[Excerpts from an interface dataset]
Segment Open
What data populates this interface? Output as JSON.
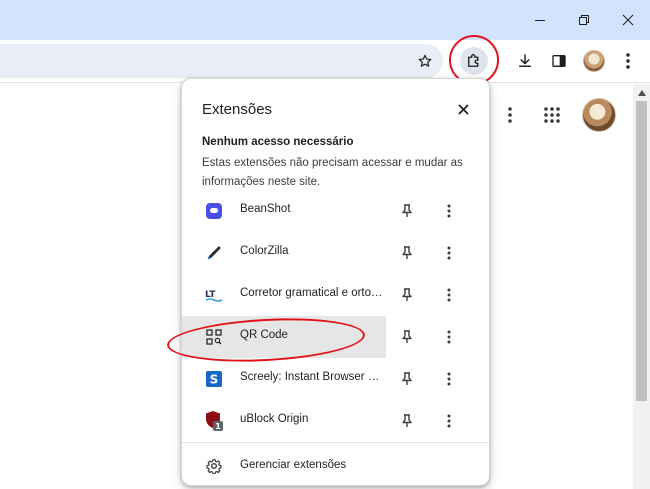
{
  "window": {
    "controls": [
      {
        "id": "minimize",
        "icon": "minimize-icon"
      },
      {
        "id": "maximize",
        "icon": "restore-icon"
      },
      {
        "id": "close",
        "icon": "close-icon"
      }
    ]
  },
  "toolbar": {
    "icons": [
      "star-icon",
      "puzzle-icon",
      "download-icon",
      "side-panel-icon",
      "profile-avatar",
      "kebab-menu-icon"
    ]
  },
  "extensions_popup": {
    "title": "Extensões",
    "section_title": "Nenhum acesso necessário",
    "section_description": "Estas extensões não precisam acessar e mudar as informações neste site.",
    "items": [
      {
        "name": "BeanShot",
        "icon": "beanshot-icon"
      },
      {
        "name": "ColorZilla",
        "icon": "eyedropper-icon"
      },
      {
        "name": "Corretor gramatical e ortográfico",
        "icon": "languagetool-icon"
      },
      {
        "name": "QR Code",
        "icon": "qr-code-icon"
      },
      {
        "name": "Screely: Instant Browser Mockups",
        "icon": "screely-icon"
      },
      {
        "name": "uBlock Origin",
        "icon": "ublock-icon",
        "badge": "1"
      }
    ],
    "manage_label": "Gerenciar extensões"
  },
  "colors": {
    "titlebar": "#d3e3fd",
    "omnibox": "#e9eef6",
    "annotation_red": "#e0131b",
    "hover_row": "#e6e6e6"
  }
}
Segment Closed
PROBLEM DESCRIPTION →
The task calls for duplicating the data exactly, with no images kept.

EXERCISE ANSWER →
What data populates this interface? Output as JSON.
{
  "window": {
    "controls": [
      {
        "id": "minimize",
        "icon": "minimize-icon"
      },
      {
        "id": "maximize",
        "icon": "restore-icon"
      },
      {
        "id": "close",
        "icon": "close-icon"
      }
    ]
  },
  "toolbar": {
    "icons": [
      "star-icon",
      "puzzle-icon",
      "download-icon",
      "side-panel-icon",
      "profile-avatar",
      "kebab-menu-icon"
    ]
  },
  "extensions_popup": {
    "title": "Extensões",
    "section_title": "Nenhum acesso necessário",
    "section_description": "Estas extensões não precisam acessar e mudar as informações neste site.",
    "items": [
      {
        "name": "BeanShot",
        "icon": "beanshot-icon"
      },
      {
        "name": "ColorZilla",
        "icon": "eyedropper-icon"
      },
      {
        "name": "Corretor gramatical e ortográfico",
        "icon": "languagetool-icon"
      },
      {
        "name": "QR Code",
        "icon": "qr-code-icon"
      },
      {
        "name": "Screely: Instant Browser Mockups",
        "icon": "screely-icon"
      },
      {
        "name": "uBlock Origin",
        "icon": "ublock-icon",
        "badge": "1"
      }
    ],
    "manage_label": "Gerenciar extensões"
  },
  "colors": {
    "titlebar": "#d3e3fd",
    "omnibox": "#e9eef6",
    "annotation_red": "#e0131b",
    "hover_row": "#e6e6e6"
  }
}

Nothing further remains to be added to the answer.